Now that the newness of the school year has worn off, you may be noticing that your kids are already getting tired of doing their homework.
To set your children up for success at school, parents need to be proactive at home. Experts say providing a positive, organized and scheduled environment will allow your child to grow into a self-directed, successful student.
When the bell rings in Mrs. Shinn's class at Fulbright Elementary, her students know just what to do. After teaching for 21 years, Bridget Shinn knows the value of keeping students on a schedule.
This teacher of the year believes the routine gives her kids a sense of comfort and security. That's something she wants parents to try to implement after school as well.
"Really, the best thing for school-aged children is a routine all day. You know bedtime routine, dinner routine, everything really routine and structured. That is a safety feature for them."
Sticking to a schedule also insures growing minds and bodies get the 8 to 10 hours of sleep school-age kids need each night.
Shinn also suggests parents
-Try to establish a strong and positive relationship with the teacher
- Monitor grades
- Keep in mind all students can have a bad day or two, but if a pattern emerges, find out why
- Don't rescue your kids - when they forget homework or lunch, let them learn from the natural consequences that follow
- Eat dinner together as a family so you can talk to your kids to find out the good and bad parts of their day
- Establish a plan for homework
"Having a homework station, a place where the child that is his or her space to work and it is quiet," said Shinn.

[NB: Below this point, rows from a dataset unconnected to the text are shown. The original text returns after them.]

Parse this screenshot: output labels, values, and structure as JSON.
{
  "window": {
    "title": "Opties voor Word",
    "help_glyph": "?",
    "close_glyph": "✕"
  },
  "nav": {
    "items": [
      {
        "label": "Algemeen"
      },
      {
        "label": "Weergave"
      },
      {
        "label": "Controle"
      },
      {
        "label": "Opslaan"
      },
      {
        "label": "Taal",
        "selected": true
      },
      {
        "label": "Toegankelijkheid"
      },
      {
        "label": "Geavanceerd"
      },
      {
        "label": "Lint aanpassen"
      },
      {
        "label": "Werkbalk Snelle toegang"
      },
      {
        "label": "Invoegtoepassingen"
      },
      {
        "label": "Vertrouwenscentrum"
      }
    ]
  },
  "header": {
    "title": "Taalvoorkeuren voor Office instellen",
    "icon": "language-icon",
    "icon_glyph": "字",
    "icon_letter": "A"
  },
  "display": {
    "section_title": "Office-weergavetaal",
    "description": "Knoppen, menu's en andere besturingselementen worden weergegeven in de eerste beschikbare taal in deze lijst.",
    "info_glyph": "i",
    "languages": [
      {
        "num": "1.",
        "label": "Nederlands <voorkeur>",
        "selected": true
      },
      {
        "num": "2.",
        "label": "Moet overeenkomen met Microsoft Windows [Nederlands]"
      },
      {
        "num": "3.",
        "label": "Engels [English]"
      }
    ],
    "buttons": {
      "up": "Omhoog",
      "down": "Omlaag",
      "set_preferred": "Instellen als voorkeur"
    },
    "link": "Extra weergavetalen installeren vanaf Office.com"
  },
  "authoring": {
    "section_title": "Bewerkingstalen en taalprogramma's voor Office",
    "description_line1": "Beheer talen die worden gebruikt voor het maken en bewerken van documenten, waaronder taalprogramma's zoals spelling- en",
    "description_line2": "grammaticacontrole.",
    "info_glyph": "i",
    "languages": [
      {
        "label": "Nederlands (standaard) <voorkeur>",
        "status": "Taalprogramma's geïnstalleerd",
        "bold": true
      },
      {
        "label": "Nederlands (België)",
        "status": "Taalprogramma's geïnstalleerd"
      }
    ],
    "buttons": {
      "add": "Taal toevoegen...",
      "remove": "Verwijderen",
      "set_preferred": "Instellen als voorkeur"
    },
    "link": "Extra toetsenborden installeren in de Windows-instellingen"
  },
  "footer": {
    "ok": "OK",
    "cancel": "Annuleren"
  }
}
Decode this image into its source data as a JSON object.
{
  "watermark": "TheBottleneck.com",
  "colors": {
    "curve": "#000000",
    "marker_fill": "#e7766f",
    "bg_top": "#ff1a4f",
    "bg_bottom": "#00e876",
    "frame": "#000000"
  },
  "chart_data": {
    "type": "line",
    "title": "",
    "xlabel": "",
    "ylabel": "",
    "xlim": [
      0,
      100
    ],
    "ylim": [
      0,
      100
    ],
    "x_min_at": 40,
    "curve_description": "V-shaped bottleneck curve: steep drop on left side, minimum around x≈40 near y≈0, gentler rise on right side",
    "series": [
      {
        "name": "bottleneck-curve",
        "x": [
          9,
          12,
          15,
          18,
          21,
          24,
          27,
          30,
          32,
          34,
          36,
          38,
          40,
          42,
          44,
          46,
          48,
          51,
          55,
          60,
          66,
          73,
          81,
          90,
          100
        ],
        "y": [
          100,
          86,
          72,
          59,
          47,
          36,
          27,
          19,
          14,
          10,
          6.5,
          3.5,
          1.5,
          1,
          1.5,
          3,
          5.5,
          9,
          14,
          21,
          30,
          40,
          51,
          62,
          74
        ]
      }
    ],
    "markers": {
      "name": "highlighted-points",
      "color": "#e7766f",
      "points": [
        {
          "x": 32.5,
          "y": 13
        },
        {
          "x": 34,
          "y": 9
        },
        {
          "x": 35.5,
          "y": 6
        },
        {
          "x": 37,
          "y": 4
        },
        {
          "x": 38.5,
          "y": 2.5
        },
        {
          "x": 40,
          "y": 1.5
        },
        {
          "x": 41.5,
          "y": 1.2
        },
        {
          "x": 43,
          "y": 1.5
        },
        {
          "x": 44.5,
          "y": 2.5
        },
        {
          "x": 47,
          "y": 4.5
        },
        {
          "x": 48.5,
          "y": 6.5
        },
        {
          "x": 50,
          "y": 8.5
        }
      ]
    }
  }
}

Clarke Delp, a professional organizer with Clutter Bug LLC and mother of two, knows all about creating quiet, organized study spaces. Having everything your child will need to complete their homework in place and ready to go eliminates excuses and delays.
"The last thing I want the child to do is to have to get up, get distracted, go downstairs, search for paper and then you know what he's going to end up watching TV for 10-15 minutes and then I'm going to have to get on him," said Delp. "Once he's up here, I don't want him to have to go back downstairs until his work is done."
Having the pencils already sharpened, good, even lighting, a chair that doesn't move, no toys, no TV, no music - all helps a child keep their focus on their work.
When children are young and need a parent's help more, Delp says doing homework in the kitchen can work, if the surroundings are quiet. The goal is to set up an organized routine and environment that your child carries with them through life.
"You have to let them be the organized student, that's the goal for them and for you to let them become it. It does take some time. It will involve you and eventually you have to pull away and they have to do it on their own."
One thing to keep in mind is that research shows it takes about 21 days to make or break any habit. For more information on ways you can help keep your family organized, click here.